By Jack Rico
The 1-4-0: #Redeemer is a hard-hitting beat-em-up action film held back by some glaring flaws.
The Gist: Pardo (Marko Zaror), an ex-hitman, is on his quest for redemption after making a mistake he paid for dearly. He becomes involved in the Chilean drug empire, led by a man called Bradock (Noah Segan), in order to save the lives of a pair of civilians he runs into. Meanwhile, Pardo (The Redeemer) is hunted down by an old foe, The Scorpion.

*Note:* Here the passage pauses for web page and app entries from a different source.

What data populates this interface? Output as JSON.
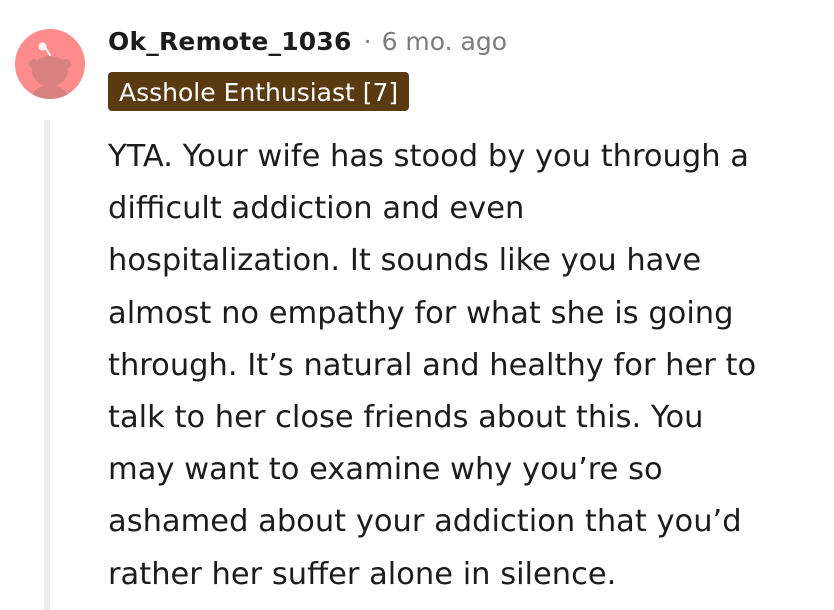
{
  "comment": {
    "avatar_icon": "reddit-snoo-avatar-icon",
    "avatar_color": "#ff8c8c",
    "username": "Ok_Remote_1036",
    "separator": "·",
    "timestamp": "6 mo. ago",
    "flair": {
      "text": "Asshole Enthusiast [7]",
      "background": "#5a3a10",
      "color": "#ffffff"
    },
    "body_lines": [
      "YTA. Your wife has stood by you through a",
      "difficult addiction and even",
      "hospitalization. It sounds like you have",
      "almost no empathy for what she is going",
      "through. It’s natural and healthy for her to",
      "talk to her close friends about this. You",
      "may want to examine why you’re so",
      "ashamed about your addiction that you’d",
      "rather her suffer alone in silence."
    ]
  }
}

What Works: The chemistry between actor and director, this is the 4th film Zaror and Espinoza have worked on together, is very apparent in the scenes. This results in action sequences that work well for the most part. They’re gory, and every punch lands so hard you can feel it through the screen. Martial arts fanatics will definitely get a kick out of some of the choreography. Pardo also has a backstory that is slowly revealed in flashbacks throughout the film. Though at first they may seem a bit tacky and questionable, they work in delivering a satisfying conclusion to the character’s arc. It also allows for Zaror to showcase his acting chops, which have really improved since the days he was a mere stunt-double for Dwayne Johnson in The Rundown.

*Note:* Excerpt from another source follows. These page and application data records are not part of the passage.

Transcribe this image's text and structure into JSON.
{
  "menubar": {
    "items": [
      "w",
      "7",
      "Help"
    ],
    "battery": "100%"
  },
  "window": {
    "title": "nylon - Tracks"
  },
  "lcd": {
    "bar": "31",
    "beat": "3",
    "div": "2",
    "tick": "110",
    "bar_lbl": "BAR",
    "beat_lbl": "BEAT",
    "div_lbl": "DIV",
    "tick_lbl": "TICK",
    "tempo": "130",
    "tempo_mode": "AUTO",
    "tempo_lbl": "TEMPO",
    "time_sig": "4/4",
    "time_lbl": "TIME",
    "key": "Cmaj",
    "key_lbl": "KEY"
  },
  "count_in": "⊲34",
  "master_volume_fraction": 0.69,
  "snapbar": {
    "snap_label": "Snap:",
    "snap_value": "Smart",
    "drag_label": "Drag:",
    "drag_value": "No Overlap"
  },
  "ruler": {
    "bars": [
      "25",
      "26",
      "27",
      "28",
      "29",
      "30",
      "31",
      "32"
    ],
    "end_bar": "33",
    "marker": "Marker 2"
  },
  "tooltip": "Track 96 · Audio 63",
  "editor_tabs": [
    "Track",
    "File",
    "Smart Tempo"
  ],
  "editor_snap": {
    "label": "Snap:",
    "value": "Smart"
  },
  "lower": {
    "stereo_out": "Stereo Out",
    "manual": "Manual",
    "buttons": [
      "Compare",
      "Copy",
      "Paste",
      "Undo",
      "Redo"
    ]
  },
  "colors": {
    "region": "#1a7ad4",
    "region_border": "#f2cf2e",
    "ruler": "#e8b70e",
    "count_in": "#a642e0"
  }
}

What Doesn’t Work: The film is somewhat of a slow burn. It tries very hard to be a much darker and serious film. This takes away from the fun of it being a simple action movie. While the fight sequences tend to deliver, there are moments when they begin to feel tiresome. Pardo can do no wrong. At one point he’s surrounded by nearly a dozen men, all with some kind of firearm pointed at him, but he is able to take them all out with his bare hands. Cool, sure, but it takes away any sense of urgency from the scene. These scenes also begin to overuse a slow-motion effect that adds no flavor to action. The religious and vigilante undertones are also a bit much; Pardo tends to pose in a very heroic (think Batman) stance every time he approaches a group of baddies. It grows silly and tiresome after the first few times and you just have to wonder how his hood stays on for the entire fight. Redeemer also suffers from plot inconsistencies that are too glaring to ignore. They don’t serve the story well nor do they allow for any other character to grow and develop.

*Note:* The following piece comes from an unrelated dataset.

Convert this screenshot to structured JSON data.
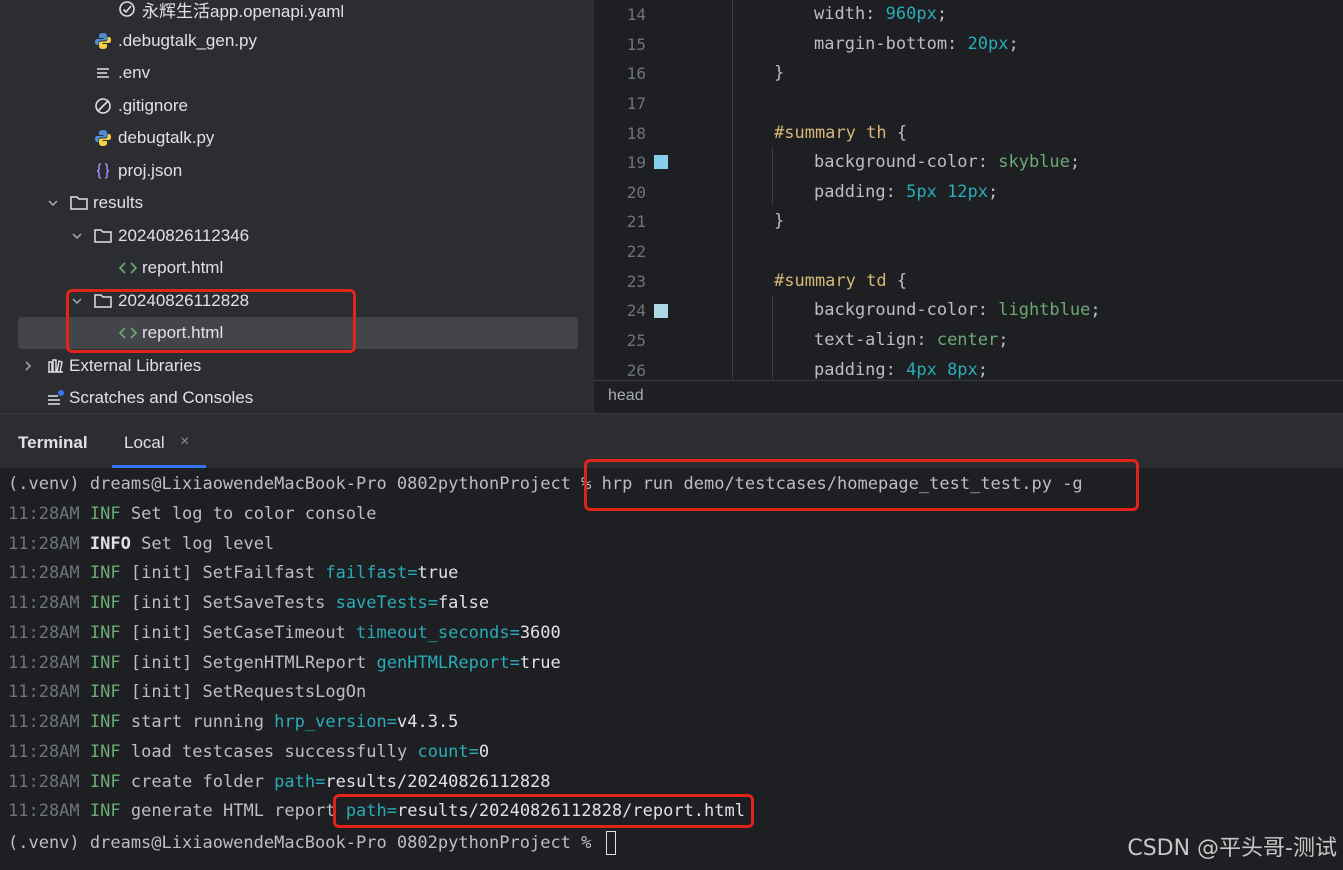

Pay or Nay: Nay. Fans of martial arts films may get a kick from Redeemer, however, it’s not a film one should run out to see. While the ride can deliver in certain moments, it even has an interesting protagonist to back it up, it is too uneven to fully enjoy. Chilean native director Ernesto Diaz Espinoza tries a bit too hard to deliver a film that’s darker than it should be. Skip this film and rest assured you won’t be missing much.